Dataset rows describing interfaces:
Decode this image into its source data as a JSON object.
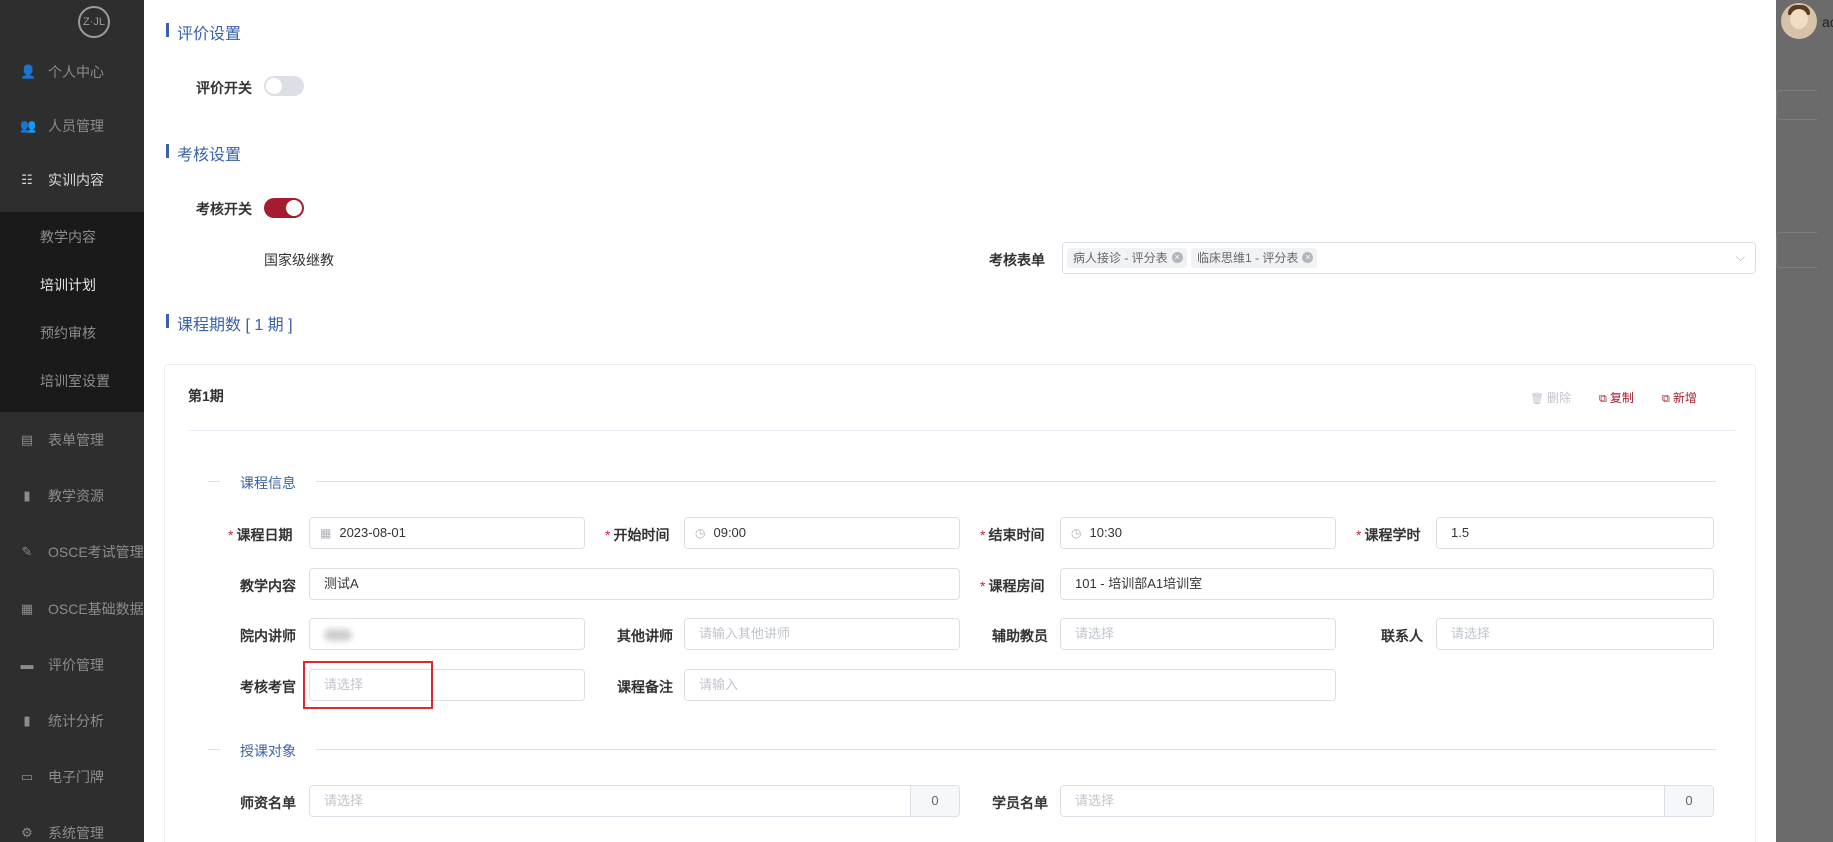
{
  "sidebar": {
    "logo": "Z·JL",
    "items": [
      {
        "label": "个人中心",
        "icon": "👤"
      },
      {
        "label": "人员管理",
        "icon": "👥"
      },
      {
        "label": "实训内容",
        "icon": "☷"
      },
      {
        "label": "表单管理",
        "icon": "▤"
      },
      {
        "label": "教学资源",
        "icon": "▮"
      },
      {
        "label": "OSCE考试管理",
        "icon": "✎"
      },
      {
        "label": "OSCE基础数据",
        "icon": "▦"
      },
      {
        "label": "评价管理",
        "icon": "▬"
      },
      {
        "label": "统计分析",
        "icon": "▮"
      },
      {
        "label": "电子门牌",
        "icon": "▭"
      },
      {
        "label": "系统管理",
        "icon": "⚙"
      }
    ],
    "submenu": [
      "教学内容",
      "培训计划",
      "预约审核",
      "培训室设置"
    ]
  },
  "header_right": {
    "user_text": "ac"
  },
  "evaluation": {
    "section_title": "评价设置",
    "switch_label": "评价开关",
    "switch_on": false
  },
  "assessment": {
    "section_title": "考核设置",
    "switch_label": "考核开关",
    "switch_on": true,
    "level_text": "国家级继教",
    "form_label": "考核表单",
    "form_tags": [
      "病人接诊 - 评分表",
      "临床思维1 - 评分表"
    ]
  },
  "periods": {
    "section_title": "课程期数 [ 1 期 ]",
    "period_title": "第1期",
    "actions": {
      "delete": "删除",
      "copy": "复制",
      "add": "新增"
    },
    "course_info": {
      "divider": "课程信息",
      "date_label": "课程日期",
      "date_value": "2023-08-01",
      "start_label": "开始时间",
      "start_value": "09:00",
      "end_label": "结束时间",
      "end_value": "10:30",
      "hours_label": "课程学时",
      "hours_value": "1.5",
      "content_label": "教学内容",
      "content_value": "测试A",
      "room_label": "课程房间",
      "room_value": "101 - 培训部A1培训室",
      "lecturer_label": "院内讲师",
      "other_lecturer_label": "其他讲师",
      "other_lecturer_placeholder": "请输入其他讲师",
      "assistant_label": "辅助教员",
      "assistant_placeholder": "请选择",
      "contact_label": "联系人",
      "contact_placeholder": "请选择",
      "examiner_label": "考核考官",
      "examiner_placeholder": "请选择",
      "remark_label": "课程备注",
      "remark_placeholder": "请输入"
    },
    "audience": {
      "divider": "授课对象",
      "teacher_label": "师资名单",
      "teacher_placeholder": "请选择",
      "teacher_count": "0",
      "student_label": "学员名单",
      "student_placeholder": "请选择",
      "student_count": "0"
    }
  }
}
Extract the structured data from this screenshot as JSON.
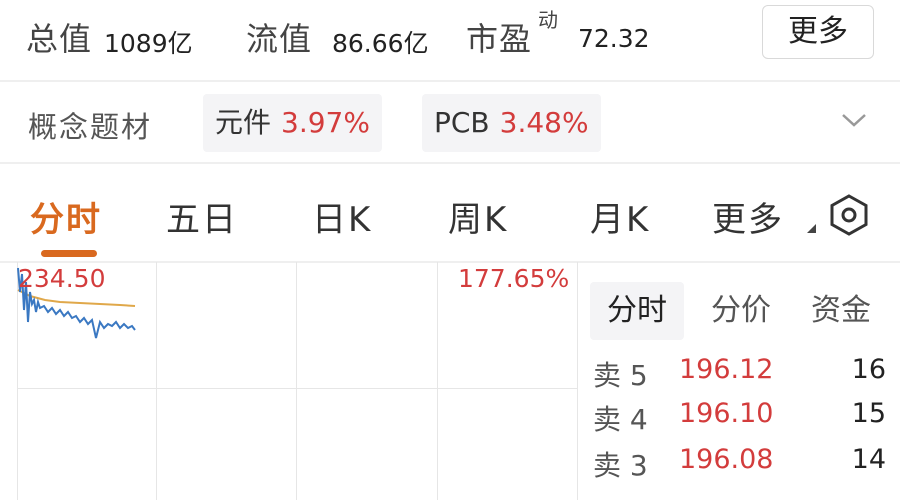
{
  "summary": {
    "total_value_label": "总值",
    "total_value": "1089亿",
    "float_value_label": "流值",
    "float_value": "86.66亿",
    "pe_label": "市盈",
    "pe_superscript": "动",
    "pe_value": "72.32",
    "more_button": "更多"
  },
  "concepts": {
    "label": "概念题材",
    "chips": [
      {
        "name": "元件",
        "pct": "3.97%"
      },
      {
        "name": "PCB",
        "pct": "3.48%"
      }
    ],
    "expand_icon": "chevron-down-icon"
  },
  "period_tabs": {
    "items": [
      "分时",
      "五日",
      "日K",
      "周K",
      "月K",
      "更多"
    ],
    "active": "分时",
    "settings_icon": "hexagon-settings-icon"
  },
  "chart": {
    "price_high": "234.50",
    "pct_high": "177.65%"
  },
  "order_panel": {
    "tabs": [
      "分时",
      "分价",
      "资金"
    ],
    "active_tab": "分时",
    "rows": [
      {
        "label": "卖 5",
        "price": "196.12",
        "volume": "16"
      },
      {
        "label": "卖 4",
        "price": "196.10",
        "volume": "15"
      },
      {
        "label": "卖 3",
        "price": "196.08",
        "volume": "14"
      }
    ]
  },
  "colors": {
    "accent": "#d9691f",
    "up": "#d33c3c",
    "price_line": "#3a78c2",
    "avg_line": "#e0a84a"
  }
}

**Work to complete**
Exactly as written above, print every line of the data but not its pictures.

**Answer box**
Decode this image into its source data as a JSON object.
{
  "sidebar": {
    "logo": "Z·JL",
    "items": [
      {
        "label": "个人中心",
        "icon": "👤"
      },
      {
        "label": "人员管理",
        "icon": "👥"
      },
      {
        "label": "实训内容",
        "icon": "☷"
      },
      {
        "label": "表单管理",
        "icon": "▤"
      },
      {
        "label": "教学资源",
        "icon": "▮"
      },
      {
        "label": "OSCE考试管理",
        "icon": "✎"
      },
      {
        "label": "OSCE基础数据",
        "icon": "▦"
      },
      {
        "label": "评价管理",
        "icon": "▬"
      },
      {
        "label": "统计分析",
        "icon": "▮"
      },
      {
        "label": "电子门牌",
        "icon": "▭"
      },
      {
        "label": "系统管理",
        "icon": "⚙"
      }
    ],
    "submenu": [
      "教学内容",
      "培训计划",
      "预约审核",
      "培训室设置"
    ]
  },
  "header_right": {
    "user_text": "ac"
  },
  "evaluation": {
    "section_title": "评价设置",
    "switch_label": "评价开关",
    "switch_on": false
  },
  "assessment": {
    "section_title": "考核设置",
    "switch_label": "考核开关",
    "switch_on": true,
    "level_text": "国家级继教",
    "form_label": "考核表单",
    "form_tags": [
      "病人接诊 - 评分表",
      "临床思维1 - 评分表"
    ]
  },
  "periods": {
    "section_title": "课程期数 [ 1 期 ]",
    "period_title": "第1期",
    "actions": {
      "delete": "删除",
      "copy": "复制",
      "add": "新增"
    },
    "course_info": {
      "divider": "课程信息",
      "date_label": "课程日期",
      "date_value": "2023-08-01",
      "start_label": "开始时间",
      "start_value": "09:00",
      "end_label": "结束时间",
      "end_value": "10:30",
      "hours_label": "课程学时",
      "hours_value": "1.5",
      "content_label": "教学内容",
      "content_value": "测试A",
      "room_label": "课程房间",
      "room_value": "101 - 培训部A1培训室",
      "lecturer_label": "院内讲师",
      "other_lecturer_label": "其他讲师",
      "other_lecturer_placeholder": "请输入其他讲师",
      "assistant_label": "辅助教员",
      "assistant_placeholder": "请选择",
      "contact_label": "联系人",
      "contact_placeholder": "请选择",
      "examiner_label": "考核考官",
      "examiner_placeholder": "请选择",
      "remark_label": "课程备注",
      "remark_placeholder": "请输入"
    },
    "audience": {
      "divider": "授课对象",
      "teacher_label": "师资名单",
      "teacher_placeholder": "请选择",
      "teacher_count": "0",
      "student_label": "学员名单",
      "student_placeholder": "请选择",
      "student_count": "0"
    }
  }
}
Extract the structured data from this screenshot as JSON.
{
  "summary": {
    "total_value_label": "总值",
    "total_value": "1089亿",
    "float_value_label": "流值",
    "float_value": "86.66亿",
    "pe_label": "市盈",
    "pe_superscript": "动",
    "pe_value": "72.32",
    "more_button": "更多"
  },
  "concepts": {
    "label": "概念题材",
    "chips": [
      {
        "name": "元件",
        "pct": "3.97%"
      },
      {
        "name": "PCB",
        "pct": "3.48%"
      }
    ],
    "expand_icon": "chevron-down-icon"
  },
  "period_tabs": {
    "items": [
      "分时",
      "五日",
      "日K",
      "周K",
      "月K",
      "更多"
    ],
    "active": "分时",
    "settings_icon": "hexagon-settings-icon"
  },
  "chart": {
    "price_high": "234.50",
    "pct_high": "177.65%"
  },
  "order_panel": {
    "tabs": [
      "分时",
      "分价",
      "资金"
    ],
    "active_tab": "分时",
    "rows": [
      {
        "label": "卖 5",
        "price": "196.12",
        "volume": "16"
      },
      {
        "label": "卖 4",
        "price": "196.10",
        "volume": "15"
      },
      {
        "label": "卖 3",
        "price": "196.08",
        "volume": "14"
      }
    ]
  },
  "colors": {
    "accent": "#d9691f",
    "up": "#d33c3c",
    "price_line": "#3a78c2",
    "avg_line": "#e0a84a"
  }
}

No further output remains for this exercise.